What to produce: Set down exactly the lines running from the one with "Decode this image" to the last line of the listing below, both included, and skip every picture.

Data in this exercise:
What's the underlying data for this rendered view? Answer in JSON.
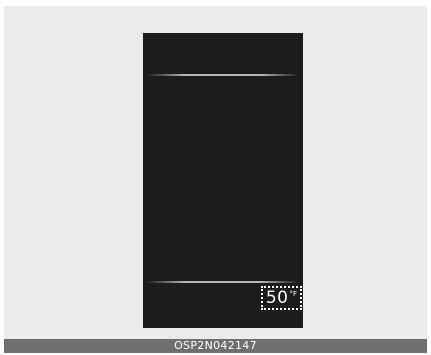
{
  "display": {
    "temperature": {
      "value": "50",
      "unit": "°F"
    }
  },
  "caption": {
    "code": "OSP2N042147"
  },
  "colors": {
    "background": "#ebebeb",
    "screen": "#1c1c1c",
    "caption_bar": "#6f6f6f",
    "text": "#ffffff"
  }
}
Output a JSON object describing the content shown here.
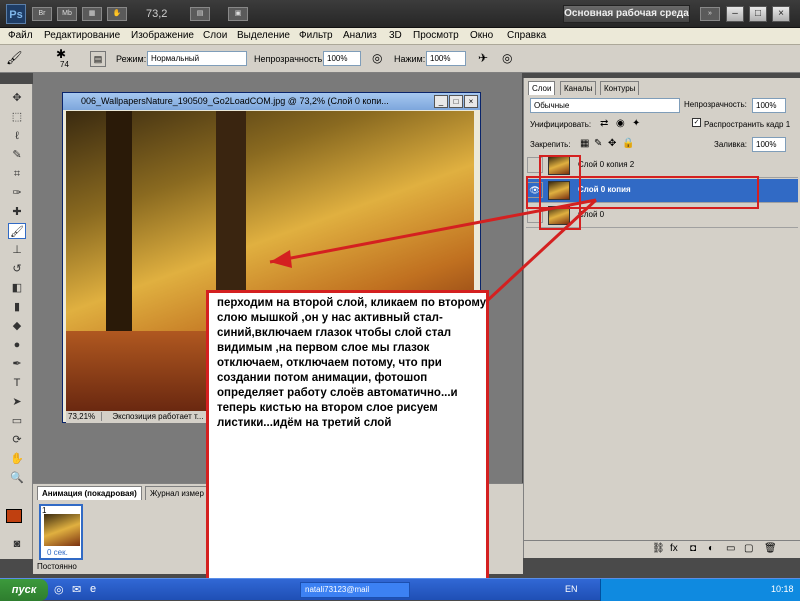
{
  "appbar": {
    "logo": "Ps",
    "icon_br": "Br",
    "icon_mb": "Mb",
    "zoom": "73,2",
    "workspace": "Основная рабочая среда",
    "min": "–",
    "max": "□",
    "close": "×"
  },
  "menu": [
    "Файл",
    "Редактирование",
    "Изображение",
    "Слои",
    "Выделение",
    "Фильтр",
    "Анализ",
    "3D",
    "Просмотр",
    "Окно",
    "Справка"
  ],
  "options": {
    "brush_size": "74",
    "mode_label": "Режим:",
    "mode_value": "Нормальный",
    "opacity_label": "Непрозрачность:",
    "opacity_value": "100%",
    "flow_label": "Нажим:",
    "flow_value": "100%"
  },
  "document": {
    "title": "006_WallpapersNature_190509_Go2LoadCOM.jpg @ 73,2% (Слой 0 копи...",
    "zoom": "73,21%",
    "status": "Экспозиция работает т..."
  },
  "animation": {
    "tab1": "Анимация (покадровая)",
    "tab2": "Журнал измер",
    "frame_num": "1",
    "frame_time": "0 сек.",
    "loop": "Постоянно"
  },
  "layers": {
    "tabs": [
      "Слои",
      "Каналы",
      "Контуры"
    ],
    "blend": "Обычные",
    "opacity_label": "Непрозрачность:",
    "opacity_value": "100%",
    "unify_label": "Унифицировать:",
    "propagate_label": "Распространить кадр 1",
    "lock_label": "Закрепить:",
    "fill_label": "Заливка:",
    "fill_value": "100%",
    "items": [
      {
        "name": "Слой 0 копия 2"
      },
      {
        "name": "Слой 0 копия"
      },
      {
        "name": "Слой 0"
      }
    ]
  },
  "taskbar": {
    "user": "natali73123@mail",
    "lang": "EN",
    "clock": "10:18"
  },
  "annotation": "перходим на второй слой, кликаем по второму слою мышкой ,он у нас активный стал- синий,включаем глазок чтобы слой стал видимым ,на первом слое мы глазок отключаем, отключаем  потому, что при создании потом анимации, фотошоп определяет работу слоёв автоматично...и теперь кистью на втором слое рисуем листики...идём на третий слой",
  "colors": {
    "accent": "#316ac5",
    "annotation_red": "#d42020",
    "foreground_swatch": "#c04010"
  }
}
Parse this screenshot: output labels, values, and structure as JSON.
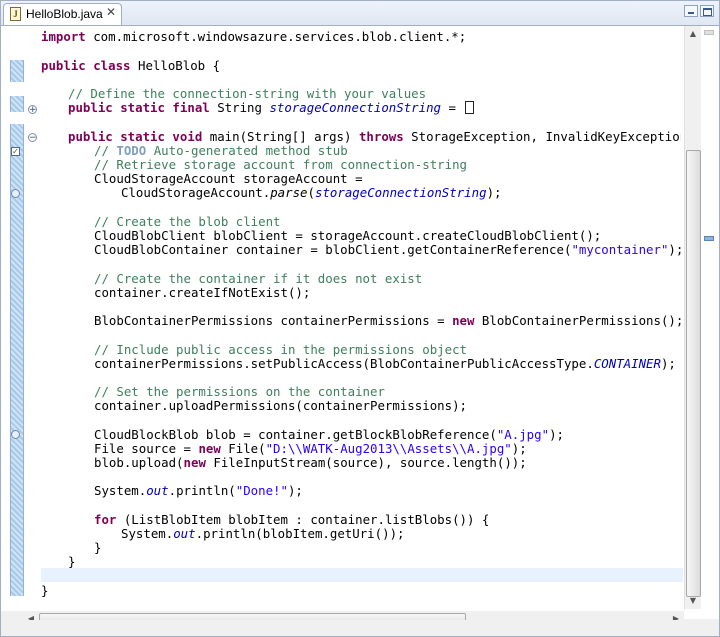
{
  "editor_tab": {
    "title": "HelloBlob.java",
    "close_glyph": "✕",
    "icon": "java-file-icon"
  },
  "window_controls": {
    "minimize": "minimize-icon",
    "maximize": "maximize-icon"
  },
  "code": {
    "line_import": [
      "import",
      " com.microsoft.windowsazure.services.blob.client.*;"
    ],
    "line_class": [
      "public class",
      " HelloBlob {"
    ],
    "line_c1": "// Define the connection-string with your values",
    "line_field": [
      "public static final",
      " String ",
      "storageConnectionString",
      " = "
    ],
    "line_main": [
      "public static void",
      " main(String[] args) ",
      "throws",
      " StorageException, InvalidKeyException, URISynta"
    ],
    "line_todo": [
      "// ",
      "TODO",
      " Auto-generated method stub"
    ],
    "line_c2": "// Retrieve storage account from connection-string",
    "line_acct1": "CloudStorageAccount storageAccount =",
    "line_acct2": [
      "CloudStorageAccount.",
      "parse",
      "(",
      "storageConnectionString",
      ");"
    ],
    "line_c3": "// Create the blob client",
    "line_client": "CloudBlobClient blobClient = storageAccount.createCloudBlobClient();",
    "line_container": [
      "CloudBlobContainer container = blobClient.getContainerReference(",
      "\"mycontainer\"",
      ");"
    ],
    "line_c4": "// Create the container if it does not exist",
    "line_create": "container.createIfNotExist();",
    "line_perm": [
      "BlobContainerPermissions containerPermissions = ",
      "new",
      " BlobContainerPermissions();"
    ],
    "line_c5": "// Include public access in the permissions object",
    "line_setacc": [
      "containerPermissions.setPublicAccess(BlobContainerPublicAccessType.",
      "CONTAINER",
      ");"
    ],
    "line_c6": "// Set the permissions on the container",
    "line_upload_perm": "container.uploadPermissions(containerPermissions);",
    "line_blob": [
      "CloudBlockBlob blob = container.getBlockBlobReference(",
      "\"A.jpg\"",
      ");"
    ],
    "line_file": [
      "File source = ",
      "new",
      " File(",
      "\"D:\\\\WATK-Aug2013\\\\Assets\\\\A.jpg\"",
      ");"
    ],
    "line_upload": [
      "blob.upload(",
      "new",
      " FileInputStream(source), source.length());"
    ],
    "line_done": [
      "System.",
      "out",
      ".println(",
      "\"Done!\"",
      ");"
    ],
    "line_for": [
      "for",
      " (ListBlobItem blobItem : container.listBlobs()) {"
    ],
    "line_print": [
      "System.",
      "out",
      ".println(blobItem.getUri());"
    ],
    "line_close_for": "}",
    "line_close_main": "}",
    "line_close_class": "}"
  },
  "colors": {
    "keyword": "#7f0055",
    "comment": "#3f7f5f",
    "string": "#2a00ff",
    "field": "#0000c0",
    "current_line": "#e8f2fe"
  }
}
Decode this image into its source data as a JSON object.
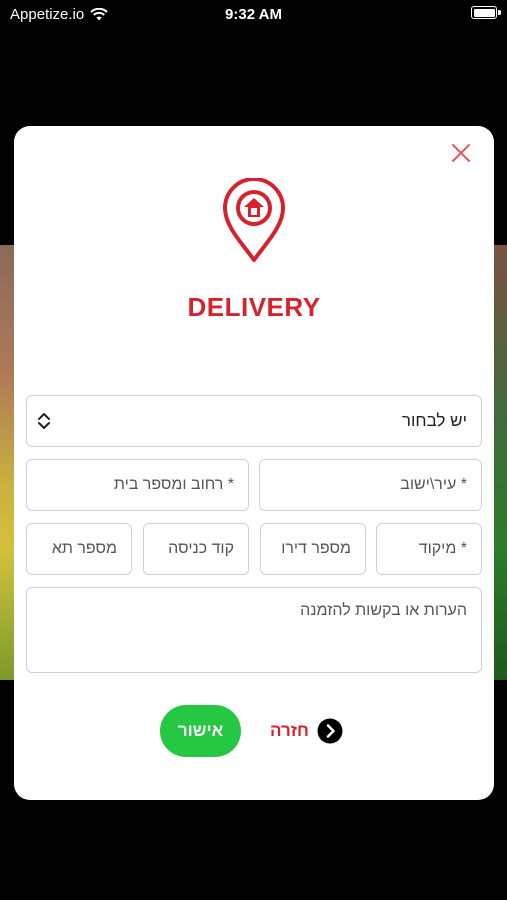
{
  "status_bar": {
    "carrier": "Appetize.io",
    "time": "9:32 AM",
    "wifi_icon": "wifi-icon",
    "battery_level": 1.0
  },
  "modal": {
    "title": "DELIVERY",
    "close_icon": "close-icon",
    "pin_icon": "location-home-pin-icon",
    "brand_color": "#d6222c",
    "select": {
      "value": "יש לבחור",
      "icon": "chevron-up-down-icon"
    },
    "fields": {
      "city": "* עיר\\ישוב",
      "street": "* רחוב ומספר בית",
      "zip": "* מיקוד",
      "apartment": "מספר דירו",
      "entry_code": "קוד כניסה",
      "mailbox": "מספר תא",
      "notes": "הערות או בקשות להזמנה"
    },
    "confirm_label": "אישור",
    "confirm_color": "#26c743",
    "back_label": "חזרה",
    "back_icon": "chevron-right-circle-icon"
  }
}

Task output:
Decode this image into its source data as a JSON object.
{
  "status_bar": {
    "carrier": "Appetize.io",
    "time": "9:32 AM",
    "wifi_icon": "wifi-icon",
    "battery_level": 1.0
  },
  "modal": {
    "title": "DELIVERY",
    "close_icon": "close-icon",
    "pin_icon": "location-home-pin-icon",
    "brand_color": "#d6222c",
    "select": {
      "value": "יש לבחור",
      "icon": "chevron-up-down-icon"
    },
    "fields": {
      "city": "* עיר\\ישוב",
      "street": "* רחוב ומספר בית",
      "zip": "* מיקוד",
      "apartment": "מספר דירו",
      "entry_code": "קוד כניסה",
      "mailbox": "מספר תא",
      "notes": "הערות או בקשות להזמנה"
    },
    "confirm_label": "אישור",
    "confirm_color": "#26c743",
    "back_label": "חזרה",
    "back_icon": "chevron-right-circle-icon"
  }
}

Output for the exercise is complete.